 Physical therapy can be a valuable method in treatment of shoulder impingement and even some tears.  For shoulder impingement, physical therapy is the treatment of choice to work on strengthening the rotator cuff and scapular muscles.  In addition, there can sometimes be a flexibility issue that needs addressed to improve overall posture.  Shoulder impingement is a common thing we see in clinic, and we have great results in helping resolve this.

Physical therapy can also be effective for patients with rotator cuff tears.  Having a tear does not always mean surgery. In patients who have an atraumatic full thickness rotator cuff tear physical therapy is effective for treatment 75% of the time (Kuhn et. al. 2013.)  This is fantastic news for people who are working towards avoiding surgery.  We have seen on numerous occasions patients come see us who are considering surgery and leave feeling great and avoiding surgery.  If you fail conservative treatment for a rotator cuff tear surgery is then an option.  Surgery is also the best option if one has a traumatic tear such as falling on their arm with a sudden loss of ability to elevate the arm.  

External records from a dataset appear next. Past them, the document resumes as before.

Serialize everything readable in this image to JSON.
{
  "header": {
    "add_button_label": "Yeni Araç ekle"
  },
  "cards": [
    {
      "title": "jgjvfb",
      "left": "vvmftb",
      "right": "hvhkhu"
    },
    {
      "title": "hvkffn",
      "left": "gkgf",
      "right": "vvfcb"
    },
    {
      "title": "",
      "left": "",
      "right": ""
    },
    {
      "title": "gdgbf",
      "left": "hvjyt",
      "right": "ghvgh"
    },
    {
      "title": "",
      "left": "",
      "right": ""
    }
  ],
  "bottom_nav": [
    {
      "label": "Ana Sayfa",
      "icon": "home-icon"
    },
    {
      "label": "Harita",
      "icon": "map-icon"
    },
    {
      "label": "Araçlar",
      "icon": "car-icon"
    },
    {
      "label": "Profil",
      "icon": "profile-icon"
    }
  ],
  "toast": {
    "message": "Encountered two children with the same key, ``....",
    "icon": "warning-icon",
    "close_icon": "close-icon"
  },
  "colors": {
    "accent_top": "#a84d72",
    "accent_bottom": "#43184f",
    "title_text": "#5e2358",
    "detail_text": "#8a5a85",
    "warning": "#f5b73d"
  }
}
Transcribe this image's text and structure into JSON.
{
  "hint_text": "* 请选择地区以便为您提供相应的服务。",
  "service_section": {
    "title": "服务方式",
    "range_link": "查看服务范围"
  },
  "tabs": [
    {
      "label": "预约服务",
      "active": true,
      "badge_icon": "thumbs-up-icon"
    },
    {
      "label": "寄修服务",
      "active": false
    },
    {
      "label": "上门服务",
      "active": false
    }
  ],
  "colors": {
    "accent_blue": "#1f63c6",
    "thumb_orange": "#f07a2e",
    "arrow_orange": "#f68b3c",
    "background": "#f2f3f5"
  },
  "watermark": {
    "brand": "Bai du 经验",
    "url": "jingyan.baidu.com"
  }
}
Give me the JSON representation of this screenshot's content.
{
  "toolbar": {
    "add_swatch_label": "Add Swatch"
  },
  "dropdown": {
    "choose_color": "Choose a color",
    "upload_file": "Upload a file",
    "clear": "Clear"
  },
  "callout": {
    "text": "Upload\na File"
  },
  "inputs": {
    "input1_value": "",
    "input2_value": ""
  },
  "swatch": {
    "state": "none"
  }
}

This post will not have exercises to help address impingement or tears.  Reason for that is so many impingement and rotator cuff tear patients are so unique.  This leads to my last point that treating this is not a one size fits all program.  We must find where you are at on the function scale and progress smart.  We don’t want to have you doing exercises that are going to increase your pain and ultimately lead to no improvement.  If you are feeling like you have a shoulder impingement, or a possible rotator cuff tear reach out to us.  We can evaluate your shoulder and determine the best course of action for you.  If you have already elected surgery and are looking for a spot to come do your post op rehab, look no further.  We will ensure you get your full function back. 

Do you have questions?  Want me or one of our outstanding therapists to examine your shoulder?  Send me an email at rgardner@ptnwa.com.  We can always screen your shoulder and get a specific program for you.




Kuhn JE, Dunn WR, Sanders R, An Q, Baumgarten KM, Bishop JY, Brophy RH, Carey JL, Holloway BG, Jones GL, Ma CB, Marx RG, McCarty EC, Poddar SK, Smith MV, Spencer EE, Vidal AF, Wolf BR, Wright RW; MOON Shoulder Group. Effectiveness of physical therapy in treating atraumatic full-thickness rotator cuff tears: a multicenter prospective cohort study. J Shoulder Elbow Surg. 2013 Oct;22(10):1371-9. doi: 10.1016/j.jse.2013.01.026. Epub 2013 Mar 27. PMID: 23540577; PMCID: PMC3748251.